• [Data section]
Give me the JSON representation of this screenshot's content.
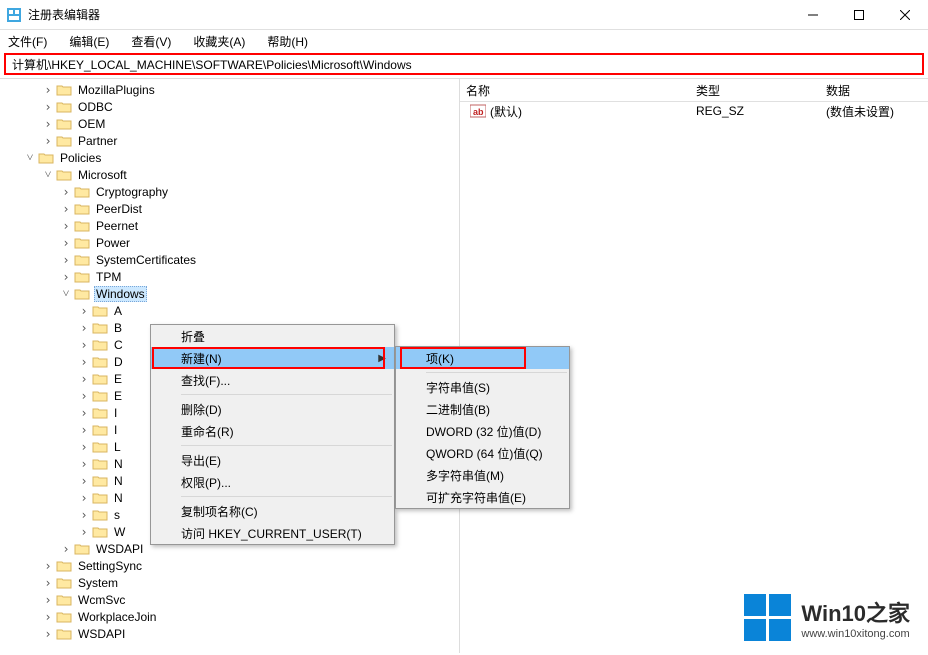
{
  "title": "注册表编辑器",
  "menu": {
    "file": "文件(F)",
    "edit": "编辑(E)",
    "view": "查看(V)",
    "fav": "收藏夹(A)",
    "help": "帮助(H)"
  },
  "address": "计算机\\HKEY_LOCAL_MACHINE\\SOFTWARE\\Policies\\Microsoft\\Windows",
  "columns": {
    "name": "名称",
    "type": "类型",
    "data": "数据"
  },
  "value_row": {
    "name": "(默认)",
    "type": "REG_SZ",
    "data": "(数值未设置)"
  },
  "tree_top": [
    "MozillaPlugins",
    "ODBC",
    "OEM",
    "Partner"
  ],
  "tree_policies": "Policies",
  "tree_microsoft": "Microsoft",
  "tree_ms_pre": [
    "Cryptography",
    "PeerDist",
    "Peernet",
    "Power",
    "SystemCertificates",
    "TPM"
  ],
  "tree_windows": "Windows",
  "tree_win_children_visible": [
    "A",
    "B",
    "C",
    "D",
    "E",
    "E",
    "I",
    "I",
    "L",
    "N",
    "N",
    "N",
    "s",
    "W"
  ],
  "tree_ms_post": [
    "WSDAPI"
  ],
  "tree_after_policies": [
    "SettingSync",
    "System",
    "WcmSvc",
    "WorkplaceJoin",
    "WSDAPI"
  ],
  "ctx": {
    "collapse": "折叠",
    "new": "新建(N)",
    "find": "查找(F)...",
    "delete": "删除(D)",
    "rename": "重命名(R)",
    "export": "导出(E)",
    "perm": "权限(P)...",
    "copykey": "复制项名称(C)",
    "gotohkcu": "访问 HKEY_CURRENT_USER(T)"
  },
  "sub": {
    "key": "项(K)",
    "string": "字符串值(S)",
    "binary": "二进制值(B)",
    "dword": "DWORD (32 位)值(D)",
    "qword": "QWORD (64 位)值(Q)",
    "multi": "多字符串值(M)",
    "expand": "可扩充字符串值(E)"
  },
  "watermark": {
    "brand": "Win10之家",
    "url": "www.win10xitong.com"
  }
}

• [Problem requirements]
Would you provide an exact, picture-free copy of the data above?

• [Response]
Give me the JSON representation of this screenshot's content.
{
  "title": "注册表编辑器",
  "menu": {
    "file": "文件(F)",
    "edit": "编辑(E)",
    "view": "查看(V)",
    "fav": "收藏夹(A)",
    "help": "帮助(H)"
  },
  "address": "计算机\\HKEY_LOCAL_MACHINE\\SOFTWARE\\Policies\\Microsoft\\Windows",
  "columns": {
    "name": "名称",
    "type": "类型",
    "data": "数据"
  },
  "value_row": {
    "name": "(默认)",
    "type": "REG_SZ",
    "data": "(数值未设置)"
  },
  "tree_top": [
    "MozillaPlugins",
    "ODBC",
    "OEM",
    "Partner"
  ],
  "tree_policies": "Policies",
  "tree_microsoft": "Microsoft",
  "tree_ms_pre": [
    "Cryptography",
    "PeerDist",
    "Peernet",
    "Power",
    "SystemCertificates",
    "TPM"
  ],
  "tree_windows": "Windows",
  "tree_win_children_visible": [
    "A",
    "B",
    "C",
    "D",
    "E",
    "E",
    "I",
    "I",
    "L",
    "N",
    "N",
    "N",
    "s",
    "W"
  ],
  "tree_ms_post": [
    "WSDAPI"
  ],
  "tree_after_policies": [
    "SettingSync",
    "System",
    "WcmSvc",
    "WorkplaceJoin",
    "WSDAPI"
  ],
  "ctx": {
    "collapse": "折叠",
    "new": "新建(N)",
    "find": "查找(F)...",
    "delete": "删除(D)",
    "rename": "重命名(R)",
    "export": "导出(E)",
    "perm": "权限(P)...",
    "copykey": "复制项名称(C)",
    "gotohkcu": "访问 HKEY_CURRENT_USER(T)"
  },
  "sub": {
    "key": "项(K)",
    "string": "字符串值(S)",
    "binary": "二进制值(B)",
    "dword": "DWORD (32 位)值(D)",
    "qword": "QWORD (64 位)值(Q)",
    "multi": "多字符串值(M)",
    "expand": "可扩充字符串值(E)"
  },
  "watermark": {
    "brand": "Win10之家",
    "url": "www.win10xitong.com"
  }
}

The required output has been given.